**THE TASK:** Report each line of the data below in which "effect" appears.
----------------
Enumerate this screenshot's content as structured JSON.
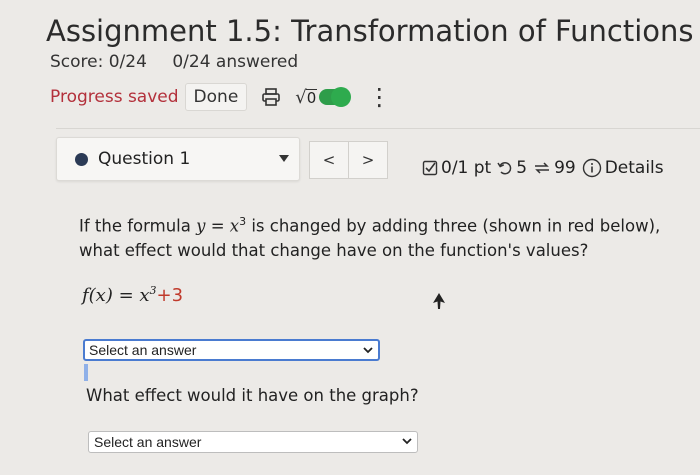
{
  "header": {
    "title": "Assignment 1.5: Transformation of Functions",
    "score": "Score: 0/24",
    "answered": "0/24 answered",
    "progress_saved": "Progress saved",
    "done_label": "Done",
    "sqrt_label": "0"
  },
  "toolbar_icons": [
    "printer-icon",
    "sqrt-icon",
    "toggle",
    "kebab-menu-icon"
  ],
  "question_nav": {
    "question_label": "Question 1",
    "prev_label": "<",
    "next_label": ">",
    "points": "0/1 pt",
    "attempts": "5",
    "retries": "99",
    "details_label": "Details"
  },
  "question": {
    "text_before": "If the formula ",
    "var_y": "y",
    "equals": " = ",
    "var_x": "x",
    "exp": "3",
    "text_after": " is changed by adding three (shown in red below), what effect would that change have on the function's values?",
    "formula_lhs": "f(x) = ",
    "formula_x": "x",
    "formula_exp": "3",
    "formula_added": "+3",
    "select1_value": "Select an answer",
    "question2": "What effect would it have on the graph?",
    "select2_value": "Select an answer"
  },
  "colors": {
    "progress_saved": "#b3303b",
    "toggle_on": "#2e9d4a",
    "formula_added": "#c0392b",
    "select_focus_border": "#4a7bd0"
  }
}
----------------
**SOLUTION TO THIS PROBLEM:**
    "text_after": " is changed by adding three (shown in red below), what effect would that change have on the function's values?",
    "question2": "What effect would it have on the graph?",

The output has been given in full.